● **RECORDS TO PROCESS**:
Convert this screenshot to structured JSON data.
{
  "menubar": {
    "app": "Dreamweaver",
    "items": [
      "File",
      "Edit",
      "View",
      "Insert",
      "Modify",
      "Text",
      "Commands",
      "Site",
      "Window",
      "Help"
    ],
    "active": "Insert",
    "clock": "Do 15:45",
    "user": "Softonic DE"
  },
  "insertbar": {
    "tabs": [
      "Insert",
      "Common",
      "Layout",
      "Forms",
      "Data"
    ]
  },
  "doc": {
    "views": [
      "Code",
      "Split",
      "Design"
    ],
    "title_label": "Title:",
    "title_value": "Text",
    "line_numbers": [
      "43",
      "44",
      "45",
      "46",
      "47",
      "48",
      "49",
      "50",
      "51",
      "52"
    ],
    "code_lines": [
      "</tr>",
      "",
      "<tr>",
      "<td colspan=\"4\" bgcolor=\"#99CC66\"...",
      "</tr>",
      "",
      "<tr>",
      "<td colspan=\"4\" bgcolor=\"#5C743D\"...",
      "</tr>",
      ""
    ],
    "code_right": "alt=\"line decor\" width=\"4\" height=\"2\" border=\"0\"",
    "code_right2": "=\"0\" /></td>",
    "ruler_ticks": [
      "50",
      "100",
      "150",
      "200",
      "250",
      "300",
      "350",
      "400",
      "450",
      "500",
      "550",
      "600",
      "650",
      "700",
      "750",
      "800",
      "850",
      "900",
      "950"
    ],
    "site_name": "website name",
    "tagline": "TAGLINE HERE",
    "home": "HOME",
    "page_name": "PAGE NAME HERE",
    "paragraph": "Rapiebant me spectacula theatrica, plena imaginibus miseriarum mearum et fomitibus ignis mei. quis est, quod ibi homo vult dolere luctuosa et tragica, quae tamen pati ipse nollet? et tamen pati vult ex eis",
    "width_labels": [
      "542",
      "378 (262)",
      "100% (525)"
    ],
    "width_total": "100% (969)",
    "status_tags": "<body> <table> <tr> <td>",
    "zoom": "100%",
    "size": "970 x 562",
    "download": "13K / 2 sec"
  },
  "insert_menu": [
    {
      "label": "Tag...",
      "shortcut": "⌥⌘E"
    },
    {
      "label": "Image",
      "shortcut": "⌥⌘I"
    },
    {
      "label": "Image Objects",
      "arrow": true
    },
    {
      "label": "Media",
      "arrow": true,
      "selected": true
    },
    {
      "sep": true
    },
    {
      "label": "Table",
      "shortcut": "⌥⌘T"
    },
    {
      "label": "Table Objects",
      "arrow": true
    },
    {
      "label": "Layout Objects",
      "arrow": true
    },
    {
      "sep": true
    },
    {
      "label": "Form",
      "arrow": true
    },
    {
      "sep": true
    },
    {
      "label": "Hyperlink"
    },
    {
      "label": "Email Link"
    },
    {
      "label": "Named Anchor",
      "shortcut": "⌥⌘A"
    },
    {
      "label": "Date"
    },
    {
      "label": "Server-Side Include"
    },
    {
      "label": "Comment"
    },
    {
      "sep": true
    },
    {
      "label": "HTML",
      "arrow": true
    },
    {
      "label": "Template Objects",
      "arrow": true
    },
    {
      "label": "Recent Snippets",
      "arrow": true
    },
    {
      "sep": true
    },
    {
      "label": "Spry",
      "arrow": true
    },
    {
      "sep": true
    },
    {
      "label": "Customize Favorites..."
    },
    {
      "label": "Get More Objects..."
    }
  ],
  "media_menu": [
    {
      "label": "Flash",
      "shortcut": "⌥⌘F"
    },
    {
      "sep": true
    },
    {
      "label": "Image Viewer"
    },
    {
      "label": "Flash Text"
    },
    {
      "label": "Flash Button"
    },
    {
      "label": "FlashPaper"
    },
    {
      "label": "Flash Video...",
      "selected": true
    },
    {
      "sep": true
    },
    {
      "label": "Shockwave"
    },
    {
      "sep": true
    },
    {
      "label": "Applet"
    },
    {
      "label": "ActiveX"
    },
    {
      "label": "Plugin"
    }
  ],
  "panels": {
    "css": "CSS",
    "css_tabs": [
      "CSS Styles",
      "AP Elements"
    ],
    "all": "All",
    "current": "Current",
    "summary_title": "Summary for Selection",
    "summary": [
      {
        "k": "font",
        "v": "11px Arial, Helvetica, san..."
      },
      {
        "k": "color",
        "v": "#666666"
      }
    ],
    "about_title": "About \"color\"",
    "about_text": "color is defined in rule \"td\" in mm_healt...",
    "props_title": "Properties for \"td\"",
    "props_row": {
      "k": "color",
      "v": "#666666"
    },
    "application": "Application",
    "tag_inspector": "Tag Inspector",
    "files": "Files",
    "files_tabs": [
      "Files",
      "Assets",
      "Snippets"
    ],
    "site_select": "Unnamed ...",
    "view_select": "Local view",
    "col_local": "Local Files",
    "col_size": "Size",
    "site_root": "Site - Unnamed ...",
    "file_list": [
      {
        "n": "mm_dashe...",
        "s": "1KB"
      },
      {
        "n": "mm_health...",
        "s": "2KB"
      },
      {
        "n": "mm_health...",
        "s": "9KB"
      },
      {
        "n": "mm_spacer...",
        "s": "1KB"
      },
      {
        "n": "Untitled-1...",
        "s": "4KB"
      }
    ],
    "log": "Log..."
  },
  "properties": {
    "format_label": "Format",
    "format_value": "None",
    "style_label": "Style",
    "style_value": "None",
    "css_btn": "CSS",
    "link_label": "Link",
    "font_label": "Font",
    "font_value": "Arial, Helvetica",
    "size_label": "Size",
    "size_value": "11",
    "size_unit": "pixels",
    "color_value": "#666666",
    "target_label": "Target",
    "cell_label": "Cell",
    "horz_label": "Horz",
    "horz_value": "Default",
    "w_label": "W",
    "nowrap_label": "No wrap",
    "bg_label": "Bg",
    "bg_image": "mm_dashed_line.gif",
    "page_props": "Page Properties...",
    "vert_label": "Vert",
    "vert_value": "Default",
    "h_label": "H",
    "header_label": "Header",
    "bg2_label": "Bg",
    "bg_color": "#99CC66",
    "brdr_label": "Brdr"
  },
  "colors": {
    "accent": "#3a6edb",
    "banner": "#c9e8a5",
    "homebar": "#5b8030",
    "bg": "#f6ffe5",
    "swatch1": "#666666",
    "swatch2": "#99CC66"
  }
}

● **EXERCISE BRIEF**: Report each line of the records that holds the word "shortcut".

● **TASK RESPONSE**:
      "shortcut": "⌥⌘E"
      "shortcut": "⌥⌘I"
      "shortcut": "⌥⌘T"
      "shortcut": "⌥⌘A"
      "shortcut": "⌥⌘F"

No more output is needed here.